A cookie is a small text file written to a user’s hard drive that contains an identifying user number. The cookies do not contain any personal information about users. We use the cookie so users do not have to log in every time they use the service and the cookie will automatically expire if you do not visit the Mondaq website (or its affiliate sites) for 12 months. We also use the cookie to personalise a user's experience of the site (for example to show information specific to a user's region). As the Mondaq sites are fully personalised and cookies are essential to its core technology the site will function unpredictably with browsers that do not support cookies - or where cookies are disabled (in these circumstances we advise you to attempt to locate the information you require elsewhere on the web). However if you are concerned about the presence of a Mondaq cookie on your machine you can also choose to expire the cookie immediately (remove it) by selecting the 'Log Off' menu option as the last thing you do when you use the site.

Some of our business partners may use cookies on our site (for example, advertisers). However, we have no access to or control over these cookies and we are not aware of any at present that do so.

Log Files

We use IP addresses to analyse trends, administer the site, track movement, and gather broad demographic information for aggregate use. IP addresses are not linked to personally identifiable information.
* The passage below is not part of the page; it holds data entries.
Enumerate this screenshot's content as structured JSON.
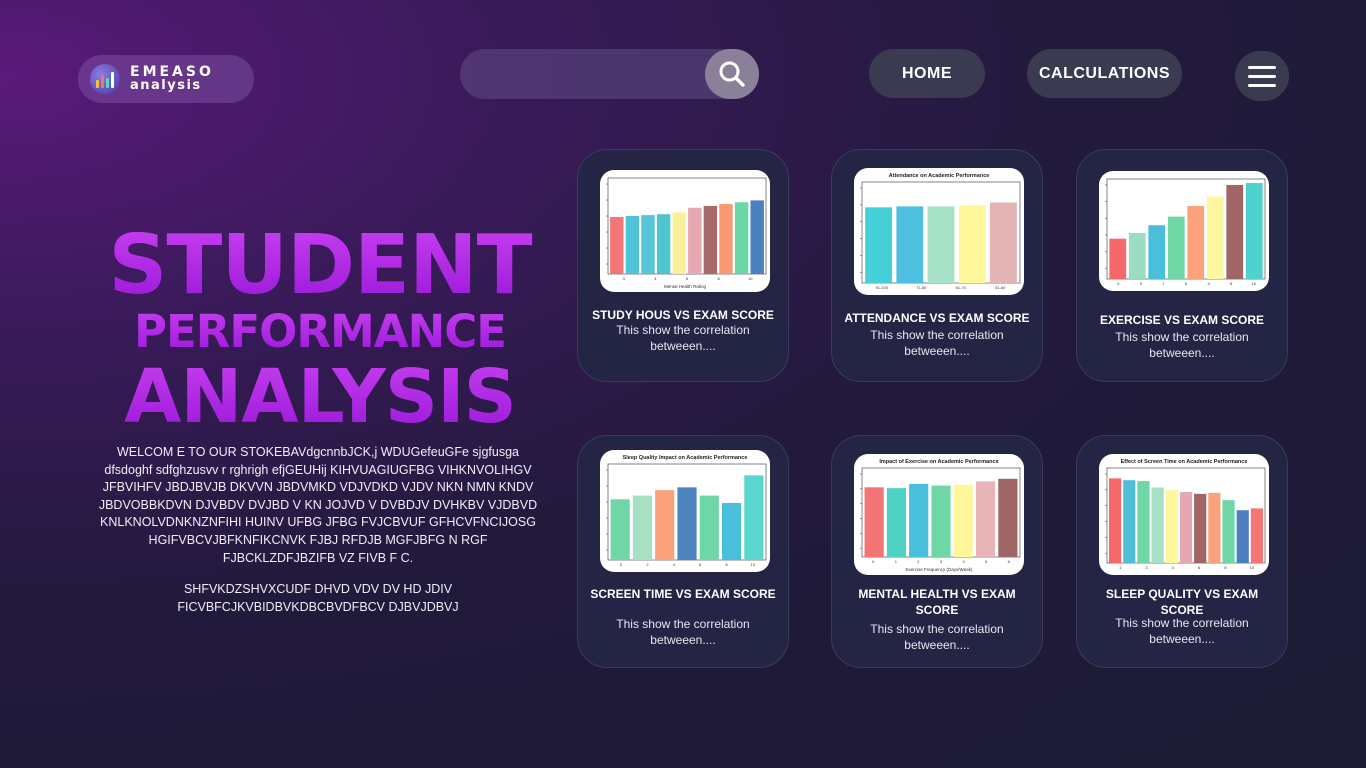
{
  "logo": {
    "line1": "EMEASO",
    "line2": "analysis",
    "icon": "bar-chart-logo-icon"
  },
  "search": {
    "placeholder": "",
    "icon": "search-icon"
  },
  "nav": {
    "home_label": "HOME",
    "calculations_label": "CALCULATIONS",
    "menu_icon": "hamburger-menu-icon"
  },
  "hero": {
    "line1": "STUDENT",
    "line2": "PERFORMANCE",
    "line3": "ANALYSIS"
  },
  "intro": {
    "paragraph1": "WELCOM E TO OUR STOKEBAVdgcnnbJCK,j WDUGefeuGFe sjgfusga dfsdoghf sdfghzusvv r rghrigh   efjGEUHij KIHVUAGIUGFBG VIHKNVOLIHGV JFBVIHFV JBDJBVJB DKVVN JBDVMKD VDJVDKD VJDV  NKN NMN  KNDV  JBDVOBBKDVN DJVBDV DVJBD V KN JOJVD V DVBDJV DVHKBV  VJDBVD  KNLKNOLVDNKNZNFIHI HUINV UFBG JFBG FVJCBVUF GFHCVFNCIJOSG HGIFVBCVJBFKNFIKCNVK FJBJ RFDJB MGFJBFG  N RGF  FJBCKLZDFJBZIFB VZ FIVB F C.",
    "paragraph2": "SHFVKDZSHVXCUDF DHVD VDV  DV HD JDIV FICVBFCJKVBIDBVKDBCBVDFBCV DJBVJDBVJ"
  },
  "cards": [
    {
      "title": "STUDY HOUS VS EXAM SCORE",
      "desc": "This show the correlation betweeen....",
      "chart_title": "",
      "chart_xlabel": "Mental Health Rating",
      "values": [
        0.62,
        0.63,
        0.64,
        0.65,
        0.67,
        0.72,
        0.74,
        0.76,
        0.78,
        0.8
      ],
      "colors": [
        "#f47575",
        "#4fc4d8",
        "#57c4d8",
        "#4fc3cf",
        "#f9f19a",
        "#e8a8b0",
        "#a56a6a",
        "#f79a72",
        "#6ad7a6",
        "#4b7fc0"
      ],
      "x_ticks": [
        "3",
        "4",
        "6",
        "8",
        "10"
      ]
    },
    {
      "title": "ATTENDANCE VS EXAM SCORE",
      "desc": "This show the correlation betweeen....",
      "chart_title": "Attendance on Academic Performance",
      "chart_xlabel": "",
      "values": [
        0.78,
        0.79,
        0.79,
        0.8,
        0.83
      ],
      "colors": [
        "#45d0d8",
        "#4fbfe0",
        "#a7e1c8",
        "#fdf69a",
        "#e3b4b4"
      ],
      "x_ticks": [
        "91-100",
        "71-80",
        "61-70",
        "51-60"
      ]
    },
    {
      "title": "EXERCISE VS EXAM SCORE",
      "desc": "This show the correlation betweeen....",
      "chart_title": "",
      "chart_xlabel": "",
      "values": [
        0.42,
        0.48,
        0.56,
        0.65,
        0.76,
        0.86,
        0.98,
        1.0
      ],
      "colors": [
        "#f46a6a",
        "#9bdcc2",
        "#49bfdc",
        "#6fd6a6",
        "#f9a27c",
        "#fdf6a0",
        "#a06666",
        "#4ed2d0"
      ],
      "x_ticks": [
        "0",
        "3",
        "7",
        "5",
        "4",
        "8",
        "10"
      ]
    },
    {
      "title": "SCREEN TIME VS EXAM SCORE",
      "desc": "This show the correlation betweeen....",
      "chart_title": "Sleep Quality Impact on Academic Performance",
      "chart_xlabel": "",
      "values": [
        0.66,
        0.7,
        0.76,
        0.79,
        0.7,
        0.62,
        0.92
      ],
      "colors": [
        "#6fd6a6",
        "#a8e0c6",
        "#f9a27c",
        "#4d85c0",
        "#6fd6a6",
        "#49bfdc",
        "#5ad6cf"
      ],
      "x_ticks": [
        "0",
        "2",
        "4",
        "6",
        "8",
        "10"
      ]
    },
    {
      "title": "MENTAL HEALTH VS EXAM SCORE",
      "desc": "This show the correlation betweeen....",
      "chart_title": "Impact of Exercise on Academic Performance",
      "chart_xlabel": "Exercise Frequency (Days/Week)",
      "values": [
        0.82,
        0.81,
        0.86,
        0.84,
        0.85,
        0.89,
        0.92
      ],
      "colors": [
        "#f47575",
        "#4fd2c4",
        "#49bfdc",
        "#6fd6a6",
        "#fdf69a",
        "#e8b4b8",
        "#a06666"
      ],
      "x_ticks": [
        "0",
        "1",
        "2",
        "3",
        "4",
        "5",
        "6"
      ]
    },
    {
      "title": "SLEEP QUALITY VS EXAM SCORE",
      "desc": "This show the correlation betweeen....",
      "chart_title": "Effect of Screen Time on Academic Performance",
      "chart_xlabel": "",
      "values": [
        0.93,
        0.91,
        0.9,
        0.83,
        0.8,
        0.78,
        0.76,
        0.77,
        0.69,
        0.58,
        0.6
      ],
      "colors": [
        "#f46a6a",
        "#4fbfd8",
        "#6fd6a6",
        "#a8e0c6",
        "#fdf69a",
        "#e3a8b4",
        "#a06666",
        "#f9a27c",
        "#6fd6a6",
        "#4d7fc0",
        "#f47575"
      ],
      "x_ticks": [
        "1",
        "3",
        "4",
        "6",
        "8",
        "10"
      ]
    }
  ],
  "colors": {
    "hero": "#b322e8",
    "card_bg": "#242544",
    "nav_button_bg": "#3a3a50"
  }
}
This web site contains links to other sites. Please be aware that Mondaq (or its affiliate sites) are not responsible for the privacy practices of such other sites. We encourage our users to be aware when they leave our site and to read the privacy statements of these third party sites. This privacy statement applies solely to information collected by this Web site.

Surveys & Contests
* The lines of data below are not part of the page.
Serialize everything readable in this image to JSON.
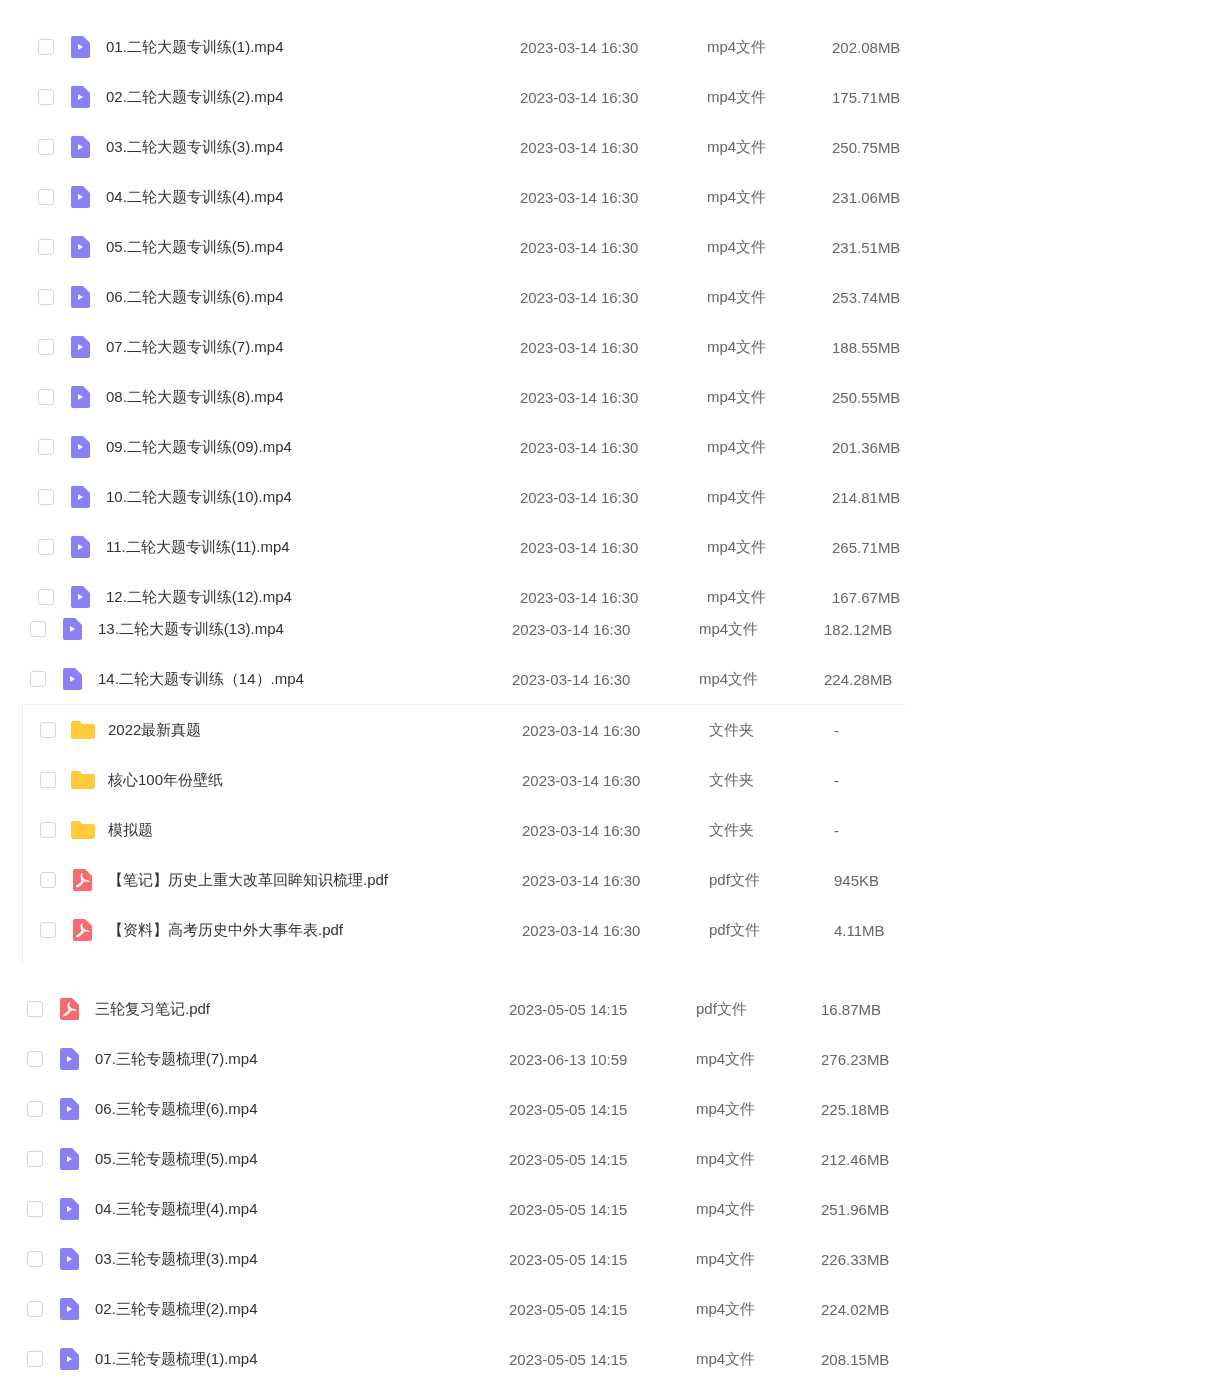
{
  "sections": [
    {
      "rows": [
        {
          "kind": "video",
          "name": "01.二轮大题专训练(1).mp4",
          "date": "2023-03-14 16:30",
          "type": "mp4文件",
          "size": "202.08MB",
          "selected": false
        },
        {
          "kind": "video",
          "name": "02.二轮大题专训练(2).mp4",
          "date": "2023-03-14 16:30",
          "type": "mp4文件",
          "size": "175.71MB",
          "selected": false
        },
        {
          "kind": "video",
          "name": "03.二轮大题专训练(3).mp4",
          "date": "2023-03-14 16:30",
          "type": "mp4文件",
          "size": "250.75MB",
          "selected": false
        },
        {
          "kind": "video",
          "name": "04.二轮大题专训练(4).mp4",
          "date": "2023-03-14 16:30",
          "type": "mp4文件",
          "size": "231.06MB",
          "selected": false
        },
        {
          "kind": "video",
          "name": "05.二轮大题专训练(5).mp4",
          "date": "2023-03-14 16:30",
          "type": "mp4文件",
          "size": "231.51MB",
          "selected": false
        },
        {
          "kind": "video",
          "name": "06.二轮大题专训练(6).mp4",
          "date": "2023-03-14 16:30",
          "type": "mp4文件",
          "size": "253.74MB",
          "selected": false
        },
        {
          "kind": "video",
          "name": "07.二轮大题专训练(7).mp4",
          "date": "2023-03-14 16:30",
          "type": "mp4文件",
          "size": "188.55MB",
          "selected": false
        },
        {
          "kind": "video",
          "name": "08.二轮大题专训练(8).mp4",
          "date": "2023-03-14 16:30",
          "type": "mp4文件",
          "size": "250.55MB",
          "selected": false
        },
        {
          "kind": "video",
          "name": "09.二轮大题专训练(09).mp4",
          "date": "2023-03-14 16:30",
          "type": "mp4文件",
          "size": "201.36MB",
          "selected": false
        },
        {
          "kind": "video",
          "name": "10.二轮大题专训练(10).mp4",
          "date": "2023-03-14 16:30",
          "type": "mp4文件",
          "size": "214.81MB",
          "selected": false
        },
        {
          "kind": "video",
          "name": "11.二轮大题专训练(11).mp4",
          "date": "2023-03-14 16:30",
          "type": "mp4文件",
          "size": "265.71MB",
          "selected": false
        },
        {
          "kind": "video",
          "name": "12.二轮大题专训练(12).mp4",
          "date": "2023-03-14 16:30",
          "type": "mp4文件",
          "size": "167.67MB",
          "selected": false
        }
      ]
    },
    {
      "rows": [
        {
          "kind": "video",
          "name": "13.二轮大题专训练(13).mp4",
          "date": "2023-03-14 16:30",
          "type": "mp4文件",
          "size": "182.12MB",
          "selected": false
        },
        {
          "kind": "video",
          "name": "14.二轮大题专训练（14）.mp4",
          "date": "2023-03-14 16:30",
          "type": "mp4文件",
          "size": "224.28MB",
          "selected": false
        }
      ]
    },
    {
      "rows": [
        {
          "kind": "folder",
          "name": "2022最新真题",
          "date": "2023-03-14 16:30",
          "type": "文件夹",
          "size": "-",
          "selected": false
        },
        {
          "kind": "folder",
          "name": "核心100年份壁纸",
          "date": "2023-03-14 16:30",
          "type": "文件夹",
          "size": "-",
          "selected": false
        },
        {
          "kind": "folder",
          "name": "模拟题",
          "date": "2023-03-14 16:30",
          "type": "文件夹",
          "size": "-",
          "selected": false
        },
        {
          "kind": "pdf",
          "name": "【笔记】历史上重大改革回眸知识梳理.pdf",
          "date": "2023-03-14 16:30",
          "type": "pdf文件",
          "size": "945KB",
          "selected": false
        },
        {
          "kind": "pdf",
          "name": "【资料】高考历史中外大事年表.pdf",
          "date": "2023-03-14 16:30",
          "type": "pdf文件",
          "size": "4.11MB",
          "selected": false
        }
      ]
    },
    {
      "rows": [
        {
          "kind": "pdf",
          "name": "三轮复习笔记.pdf",
          "date": "2023-05-05 14:15",
          "type": "pdf文件",
          "size": "16.87MB",
          "selected": false
        },
        {
          "kind": "video",
          "name": "07.三轮专题梳理(7).mp4",
          "date": "2023-06-13 10:59",
          "type": "mp4文件",
          "size": "276.23MB",
          "selected": false
        },
        {
          "kind": "video",
          "name": "06.三轮专题梳理(6).mp4",
          "date": "2023-05-05 14:15",
          "type": "mp4文件",
          "size": "225.18MB",
          "selected": false
        },
        {
          "kind": "video",
          "name": "05.三轮专题梳理(5).mp4",
          "date": "2023-05-05 14:15",
          "type": "mp4文件",
          "size": "212.46MB",
          "selected": false
        },
        {
          "kind": "video",
          "name": "04.三轮专题梳理(4).mp4",
          "date": "2023-05-05 14:15",
          "type": "mp4文件",
          "size": "251.96MB",
          "selected": false
        },
        {
          "kind": "video",
          "name": "03.三轮专题梳理(3).mp4",
          "date": "2023-05-05 14:15",
          "type": "mp4文件",
          "size": "226.33MB",
          "selected": false
        },
        {
          "kind": "video",
          "name": "02.三轮专题梳理(2).mp4",
          "date": "2023-05-05 14:15",
          "type": "mp4文件",
          "size": "224.02MB",
          "selected": false
        },
        {
          "kind": "video",
          "name": "01.三轮专题梳理(1).mp4",
          "date": "2023-05-05 14:15",
          "type": "mp4文件",
          "size": "208.15MB",
          "selected": false
        }
      ]
    }
  ]
}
From time-to-time our site requests information from users via surveys or contests. Participation in these surveys or contests is completely voluntary and the user therefore has a choice whether or not to disclose any information requested. Information requested may include contact information (such as name and delivery address), and demographic information (such as postcode, age level). Contact information will be used to notify the winners and award prizes. Survey information will be used for purposes of monitoring or improving the functionality of the site.


If a user elects to use our referral service for informing a friend about our site, we ask them for the friend’s name and email address. Mondaq stores this information and may contact the friend to invite them to register with Mondaq, but they will not be contacted more than once. The friend may contact Mondaq to request the removal of this information from our database.


This website takes every reasonable precaution to protect our users’ information. When users submit sensitive information via the website, your information is protected using firewalls and other security technology. If you have any questions about the security at our website, you can send an email to

Correcting/Updating Personal Information

If a user’s personally identifiable information changes (such as postcode), or if a user no longer desires our service, we will endeavour to provide a way to correct, update or remove that user’s personal data provided to us. This can usually be done at the “Your Profile” page or by sending an email to

Notification of Changes

If we decide to change our Terms & Conditions or Privacy Policy, we will post those changes on our site so our users are always aware of what information we collect, how we use it, and under what circumstances, if any, we disclose it. If at any point we decide to use personally identifiable information in a manner different from that stated at the time it was collected, we will notify users by way of an email. Users will have a choice as to whether or not we use their information in this different manner. We will use information in accordance with the privacy policy under which the information was collected.

How to contact Mondaq

You can contact us with comments or queries at

If for some reason you believe Mondaq Ltd. has not adhered to these principles, please notify us by e-mail at and we will use commercially reasonable efforts to determine and correct the problem promptly.